Second Prime Minister Vote Set for Thursday Could Face Delay

The upcoming vote for prime minister, initially set for Thursday, could be delayed following the Ombudsman’s determination that it should be held off until a Constitutional Court decision is made regarding the declined PM nomination of Pita Limjaroenrat.

The Ombudsman requested the Constitutional Court on Monday to instruct the parliament to delay the upcoming prime ministerial vote, pending a verdict on Mr. Pita’s rejected renomination.

Pol Lt Col Keerop Kritteeranont, Secretary-General of the Office of the Ombudsman, stated that 17 objections were lodged against the parliament’s decision to reject the re-nomination of Mr. Pita as Prime Minister, saying it infringed their constitutional rights.

These objections originated from both the general public and parliament members, he mentioned, with some protestors suggesting the court should delay the next Prime Minister vote until a court ruling is made.

Hence, the Ombudsman has made a plea to the court to delay the vote for the Prime Minister by Members of Parliament and senators until a verdict is made to prevent irreparable future damage, as reported by Pol Lt Col Keerop.

Earlier on Monday, MFP Secretary-General Chaithawat Tulanon said that the party had appealed to the Ombudsman to ask the Constitutional Court to decide if Mr. Pita could be renominated.

Later, Nonthaburi MP for MFP Panyarut Nuntapusitanon confirmed that she and 16 other MFP MPs had together filed one of the objections with the Ombudsman’s office.

After the Ombudsman’s intervention, House Speaker Wan Muhamad Noor Matha stated that a group of parliamentary lawyers were still undecided on whether to postpone the PM vote.

He further added that this matter would be brought up for discussion at a meeting on Wednesday with outgoing government whips, the opposition, and the Senate.

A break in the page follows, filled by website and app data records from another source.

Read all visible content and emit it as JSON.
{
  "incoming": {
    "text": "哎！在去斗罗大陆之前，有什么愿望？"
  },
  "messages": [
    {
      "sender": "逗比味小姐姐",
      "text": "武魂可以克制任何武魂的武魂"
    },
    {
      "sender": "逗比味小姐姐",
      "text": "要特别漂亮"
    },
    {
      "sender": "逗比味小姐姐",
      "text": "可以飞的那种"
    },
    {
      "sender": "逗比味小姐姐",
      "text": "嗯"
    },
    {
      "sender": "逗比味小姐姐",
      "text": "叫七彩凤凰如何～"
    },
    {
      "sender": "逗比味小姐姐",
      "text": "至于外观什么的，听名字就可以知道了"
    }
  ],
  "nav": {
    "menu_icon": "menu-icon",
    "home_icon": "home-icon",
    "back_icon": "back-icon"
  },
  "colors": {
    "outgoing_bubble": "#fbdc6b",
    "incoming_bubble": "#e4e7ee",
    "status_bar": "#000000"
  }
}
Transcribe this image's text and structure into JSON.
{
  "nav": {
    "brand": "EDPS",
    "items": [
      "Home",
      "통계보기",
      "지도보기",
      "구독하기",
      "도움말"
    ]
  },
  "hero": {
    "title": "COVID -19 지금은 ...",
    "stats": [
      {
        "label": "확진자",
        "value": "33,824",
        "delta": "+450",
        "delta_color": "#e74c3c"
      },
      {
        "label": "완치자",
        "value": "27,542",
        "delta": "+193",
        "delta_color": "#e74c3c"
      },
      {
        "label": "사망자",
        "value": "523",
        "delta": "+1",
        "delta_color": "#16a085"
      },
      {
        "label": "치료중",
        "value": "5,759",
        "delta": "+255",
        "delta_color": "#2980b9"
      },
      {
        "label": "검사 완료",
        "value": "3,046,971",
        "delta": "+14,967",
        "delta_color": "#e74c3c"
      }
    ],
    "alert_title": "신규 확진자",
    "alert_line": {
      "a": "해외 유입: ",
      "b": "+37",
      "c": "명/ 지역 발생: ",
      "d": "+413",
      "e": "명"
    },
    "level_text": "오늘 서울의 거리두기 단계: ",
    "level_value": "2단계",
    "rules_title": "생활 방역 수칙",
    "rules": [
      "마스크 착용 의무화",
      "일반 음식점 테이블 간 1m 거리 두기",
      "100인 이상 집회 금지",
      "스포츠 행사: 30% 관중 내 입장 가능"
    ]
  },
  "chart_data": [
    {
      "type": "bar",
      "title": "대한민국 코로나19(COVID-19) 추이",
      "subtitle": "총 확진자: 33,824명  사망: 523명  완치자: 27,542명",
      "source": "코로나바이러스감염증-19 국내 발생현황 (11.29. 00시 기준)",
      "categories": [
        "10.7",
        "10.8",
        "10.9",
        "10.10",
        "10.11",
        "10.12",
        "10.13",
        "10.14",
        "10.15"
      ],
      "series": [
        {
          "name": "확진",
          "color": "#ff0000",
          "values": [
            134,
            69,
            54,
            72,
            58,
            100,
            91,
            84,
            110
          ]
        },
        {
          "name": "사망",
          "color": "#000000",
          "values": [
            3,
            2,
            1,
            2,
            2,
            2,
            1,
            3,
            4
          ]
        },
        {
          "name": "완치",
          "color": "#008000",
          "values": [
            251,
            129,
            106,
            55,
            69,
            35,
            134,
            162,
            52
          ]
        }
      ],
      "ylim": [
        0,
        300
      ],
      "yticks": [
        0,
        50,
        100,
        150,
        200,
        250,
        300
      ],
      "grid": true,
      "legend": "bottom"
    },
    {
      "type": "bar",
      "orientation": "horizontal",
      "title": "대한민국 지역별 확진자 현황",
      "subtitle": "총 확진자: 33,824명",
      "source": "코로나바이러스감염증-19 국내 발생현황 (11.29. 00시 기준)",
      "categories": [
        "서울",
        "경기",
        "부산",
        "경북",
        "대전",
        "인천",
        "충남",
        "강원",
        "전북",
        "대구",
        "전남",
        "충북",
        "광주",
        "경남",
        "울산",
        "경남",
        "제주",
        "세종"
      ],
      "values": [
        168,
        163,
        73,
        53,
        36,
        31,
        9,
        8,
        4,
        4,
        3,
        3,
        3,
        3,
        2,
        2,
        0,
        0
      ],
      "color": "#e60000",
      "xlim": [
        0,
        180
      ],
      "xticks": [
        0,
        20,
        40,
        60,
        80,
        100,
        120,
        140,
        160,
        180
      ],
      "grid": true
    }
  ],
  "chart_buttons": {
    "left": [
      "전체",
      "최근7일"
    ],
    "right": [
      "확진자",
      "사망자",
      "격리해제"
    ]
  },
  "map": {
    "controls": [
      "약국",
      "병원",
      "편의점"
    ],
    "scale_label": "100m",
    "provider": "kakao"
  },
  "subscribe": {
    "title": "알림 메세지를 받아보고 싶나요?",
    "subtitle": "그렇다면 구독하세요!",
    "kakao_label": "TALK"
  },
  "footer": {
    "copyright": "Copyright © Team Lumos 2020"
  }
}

“The result of a meeting today with the eight potential coalition parties will also be considered,” Mr Wan shared.

On July 19, parliament rejected the re-nomination of Mr. Pita by majority vote. His opponents argued that parliamentary rule 41 prohibits the resubmission of a failed motion within the same session, including Mr. Pita’s renomination.

Supporters of Mr. Pita contended that his nomination was not a common motion and should not be subjected to rule 41.

Approximately 115 law professors from 19 institutions expressed their disagreement on Monday with parliament’s July 19 resolution to block Mr. Pita’s renomination.

Senator Seree Suwanpanont proposed on Monday that Section 272 of the constitution should be abolished to resolve the impasse over the renomination of a PM candidate.

According to the constitution, if a joint parliamentary meeting fails to select a new premier from party candidate lists, Section 272 would activate an alternate path.

In such a scenario, half of the 750 MPs and senators could propose a motion to suspend the rule that PM candidates must come from party lists, allowing an outsider to be nominated.

“Such a move needs the backing of two-thirds of all legislators, or 500, to suspend the rule, enabling candidates from the parties’ lists or an outsider to be nominated for a vote,” he explained.

Mr. Seree stated this means a PM candidate who was previously rejected could also be re-nominated only if two-thirds of the legislators agree to suspend the rule.

In this scenario, Mr. Seree stated that Mr. Pita could be renominated, although the MFP leader is currently under scrutiny over his eligibility due to shareholdings in iTV Plc.

Ex-Constitutional Court judge Jarun Pukditanakul stated that the court lacks the power to consider the Ombudsman’s petition on the constitutionality of parliament’s denial of Mr. Pita’s renomination under regulation 41.

According to Mr. Jarun, the court can be asked to rule on a draft of a parliamentary regulation that is yet to be enforced, but not a regulation that has already been implemented.

The rules of Parliament are the responsibility of the legislative branch, and the court doesn’t have the authority to instruct the Parliament, the Senate, or the House of Representatives to delay a PM vote as the Ombudsman requested, he stated.